**Task statement**
Copy every line that holds the string "Billing" from the data below.

**Dataset entries**

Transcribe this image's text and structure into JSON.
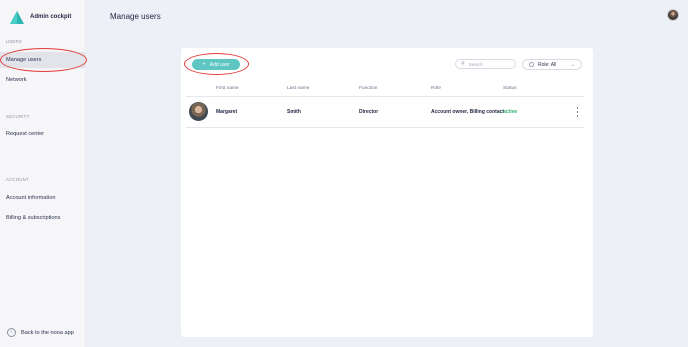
{
  "brand": {
    "name": "Admin cockpit",
    "logo_color": "#2cb5b0"
  },
  "sidebar": {
    "sections": [
      {
        "label": "USERS"
      },
      {
        "label": "SECURITY"
      },
      {
        "label": "ACCOUNT"
      }
    ],
    "items": [
      {
        "label": "Manage users"
      },
      {
        "label": "Network"
      },
      {
        "label": "Request center"
      },
      {
        "label": "Account information"
      },
      {
        "label": "Billing & subscriptions"
      }
    ],
    "back_label": "Back to the nooa app"
  },
  "header": {
    "title": "Manage users"
  },
  "toolbar": {
    "add_label": "Add user",
    "search_placeholder": "Search",
    "role_filter": "Role: All"
  },
  "table": {
    "columns": [
      "First name",
      "Last name",
      "Function",
      "Role",
      "Status"
    ],
    "rows": [
      {
        "first_name": "Margaret",
        "last_name": "Smith",
        "function": "Director",
        "role": "Account owner, Billing contact",
        "status": "active"
      }
    ]
  },
  "colors": {
    "accent": "#5dc6c2",
    "status_active": "#2fae6e",
    "highlight": "#e23b3b"
  }
}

**Solution to this task**
        "label": "Billing & subscriptions"
        "role": "Account owner, Billing contact",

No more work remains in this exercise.